Sebastian Kienle has had many eyes on him, but maybe more so now as the 2018 IRONMAN World Championships are almost upon us. He chatted with us about what can be expected on Saturday and also shared his views on related topics.
Slowtwitch: Is all well in Hawaii?
Sebastian Kiene: There is always something to complain about, but I am well.
ST: When did you arrive?
Sebi: Just as in previous years I traveled here 4.5 weeks before the race.
ST: Is it still relatively calm or has the storm arrived?
Sebi: The storm arrived indeed, and I now have to get used at the pool to unfriendly Europeans who jump in the lane without asking.
ST: Is it only the Europeans who jump in the pool, and if so how do you know that?
Sebi: Yeah. I know because when I scream at them in English they answer in French.
ST: What is still on your schedule until race day?
Sebi: I have 2 or 3 harder but shorter units left, but otherwise it is all about interviews, drinking coffee and getting nervous.
ST: Do you still get nervous? Or does that depend on the race?
Sebi: Of course always nervous, if you’re not getting nervous that either means you have no clue what’s coming or you don’t care anymore. The day I‘m not feeling nervous anymore here would be my last day doing this race
ST: Alexander Vinokurov is also at the start in Kona. Will you ask him for an autograph or take a selfie with him?

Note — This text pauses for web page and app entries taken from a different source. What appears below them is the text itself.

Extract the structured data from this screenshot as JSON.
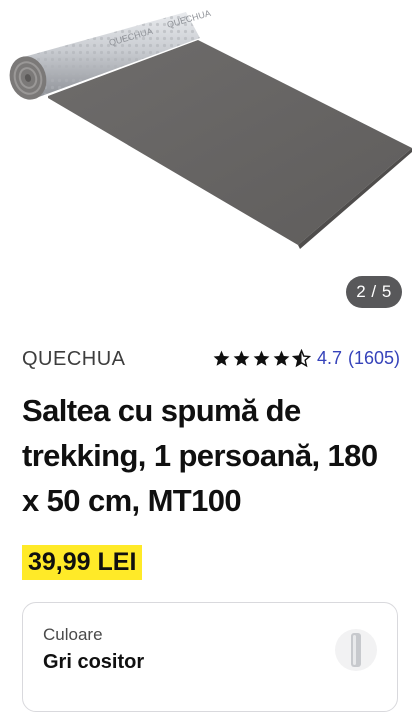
{
  "gallery": {
    "counter": "2 / 5",
    "image_alt": "Saltea cu spumă de trekking gri cositor"
  },
  "product": {
    "brand": "QUECHUA",
    "rating_value": "4.7",
    "rating_count": "(1605)",
    "rating_stars": 4.5,
    "title": "Saltea cu spumă de trekking, 1 persoană, 180 x 50 cm, MT100",
    "price": "39,99 LEI"
  },
  "color_selector": {
    "label": "Culoare",
    "value": "Gri cositor"
  },
  "colors": {
    "price_highlight": "#ffea28",
    "rating_blue": "#3643ba",
    "counter_bg": "#58585a",
    "mat_gray": "#6b6968"
  },
  "icons": {
    "star": "star-icon",
    "half_star": "half-star-icon",
    "swatch": "mat-swatch-icon"
  }
}
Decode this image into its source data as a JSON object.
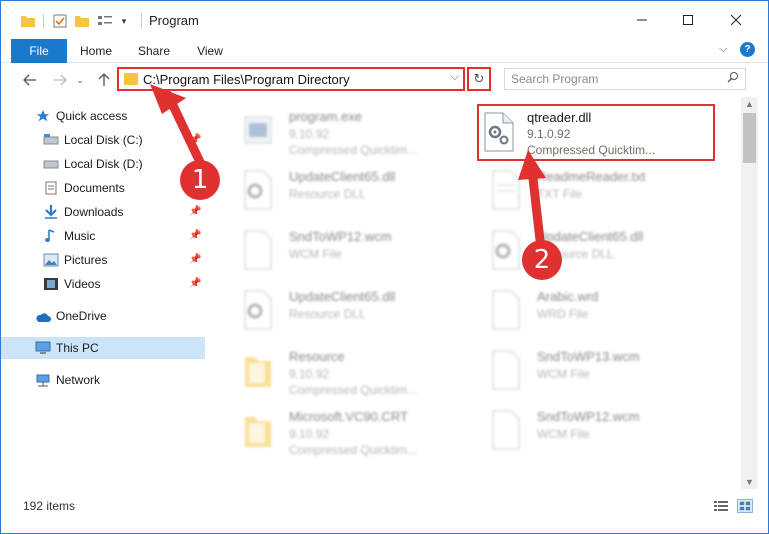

Sebi: You know what’s really sad about that is, that when I just started triathlon Vinu was my absolute hero. He either attacked when he was allowed to, or he was this very unselfish domestique. A couple of years later and finally the shit hit the van in Germany (Team Telekom). I‘m really happy that I never tried to become a pro cyclist and I had no more role models in sport after that day. Doping destroys everything, just look at Jan Ulrich. Imagine a (sport) world without it. It could have been wonderful. Those guys destroyed everything.
ST: Your last training block in Europe was in Italy. What did you do and how did it go?
Sebi: I was happy with the high elevation training, and that was the first time I did that in about 8 years. In terms of the elevation I however can’t tell if that really made the difference. The most important thing was that I could focus on most important stuff and I very much enjoyed the training with Bradley Weiss.
ST: With Jan Frodeno and Boris Stein not at the start, does that have an impact on your race?
Sebi: Surely, in my view Jan would have been the clear favorite and the only one in the position strong enough to win the race under any tactical and climate conditions. The race is now very open, and thus there will be more folks willing to take a risk. For me it is important on one hand to gain an advantage on the bike over the top runners such as Patrick, Javier and McNamee, but not give up all my bullets so I have enough power left for a run battle with Lionel.
ST: Were you surprised when you learned about Jan withdrawing from Kona?
Sebi: I spoke with Jan before he made it public. An injury like this often comes out of nowhere. From the outside it all looks so perfect ...
ST: Does that mean more pressure on you?
Sebi: If so, I am not really feeling it. Plus the pressure to beat Jan is not exactly small.
ST: How do you see the men’s race developing?
Sebi: To keep it short, I think there will be a group with very strong cyclists, who will start the run in a very select group, plus there will be a group of strong runners who also will start the run in a compact group, and then there will be big fireworks.
ST: What about the females?
Sebi: I doubt anyone is betting seriously against Daniela, but Lucy should not be underestimated, and many favorites have previously struggled in Hawaii. I also would not count out Rinny, including at the very top.
ST: Is there anything else?
Sebi: Every year it is the same. I wished that all the athletes who come to this island would show about more respect to other competitors, the volunteers and the locals.
All images © Talbot Cox who also did this very nice video below with Sebastian Kienle.